Data for review

══════════

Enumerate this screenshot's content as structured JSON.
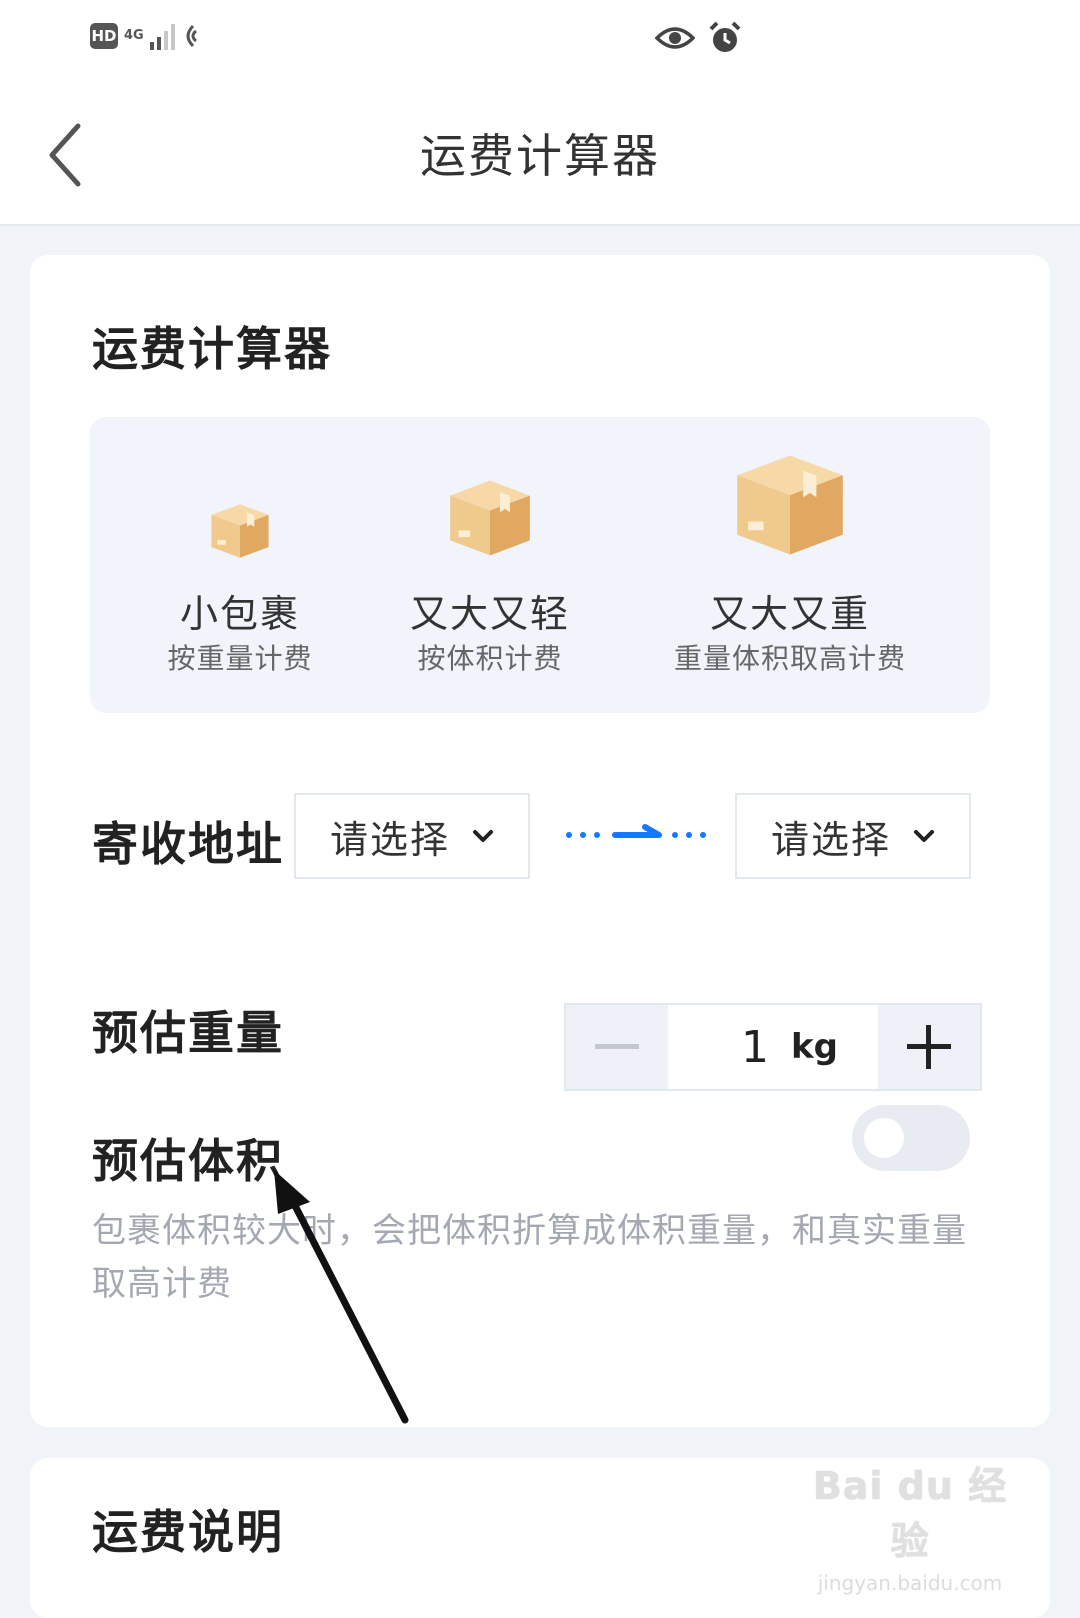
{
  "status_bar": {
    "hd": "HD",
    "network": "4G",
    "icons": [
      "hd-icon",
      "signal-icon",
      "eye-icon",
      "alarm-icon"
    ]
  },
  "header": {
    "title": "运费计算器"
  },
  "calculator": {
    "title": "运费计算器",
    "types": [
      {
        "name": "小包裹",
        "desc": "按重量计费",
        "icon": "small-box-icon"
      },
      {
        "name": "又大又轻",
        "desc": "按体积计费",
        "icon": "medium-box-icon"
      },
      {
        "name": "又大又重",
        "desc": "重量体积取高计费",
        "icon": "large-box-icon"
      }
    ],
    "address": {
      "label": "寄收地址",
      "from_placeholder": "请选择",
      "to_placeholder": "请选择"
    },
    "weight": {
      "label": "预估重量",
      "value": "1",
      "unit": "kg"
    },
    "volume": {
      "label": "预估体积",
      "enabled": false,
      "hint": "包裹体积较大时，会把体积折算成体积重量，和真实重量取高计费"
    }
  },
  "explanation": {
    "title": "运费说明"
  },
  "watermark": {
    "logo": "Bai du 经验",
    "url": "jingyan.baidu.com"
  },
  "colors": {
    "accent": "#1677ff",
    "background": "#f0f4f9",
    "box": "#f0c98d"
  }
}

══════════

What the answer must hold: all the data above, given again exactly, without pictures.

Enumerate this screenshot's content as structured JSON.
{
  "status_bar": {
    "hd": "HD",
    "network": "4G",
    "icons": [
      "hd-icon",
      "signal-icon",
      "eye-icon",
      "alarm-icon"
    ]
  },
  "header": {
    "title": "运费计算器"
  },
  "calculator": {
    "title": "运费计算器",
    "types": [
      {
        "name": "小包裹",
        "desc": "按重量计费",
        "icon": "small-box-icon"
      },
      {
        "name": "又大又轻",
        "desc": "按体积计费",
        "icon": "medium-box-icon"
      },
      {
        "name": "又大又重",
        "desc": "重量体积取高计费",
        "icon": "large-box-icon"
      }
    ],
    "address": {
      "label": "寄收地址",
      "from_placeholder": "请选择",
      "to_placeholder": "请选择"
    },
    "weight": {
      "label": "预估重量",
      "value": "1",
      "unit": "kg"
    },
    "volume": {
      "label": "预估体积",
      "enabled": false,
      "hint": "包裹体积较大时，会把体积折算成体积重量，和真实重量取高计费"
    }
  },
  "explanation": {
    "title": "运费说明"
  },
  "watermark": {
    "logo": "Bai du 经验",
    "url": "jingyan.baidu.com"
  },
  "colors": {
    "accent": "#1677ff",
    "background": "#f0f4f9",
    "box": "#f0c98d"
  }
}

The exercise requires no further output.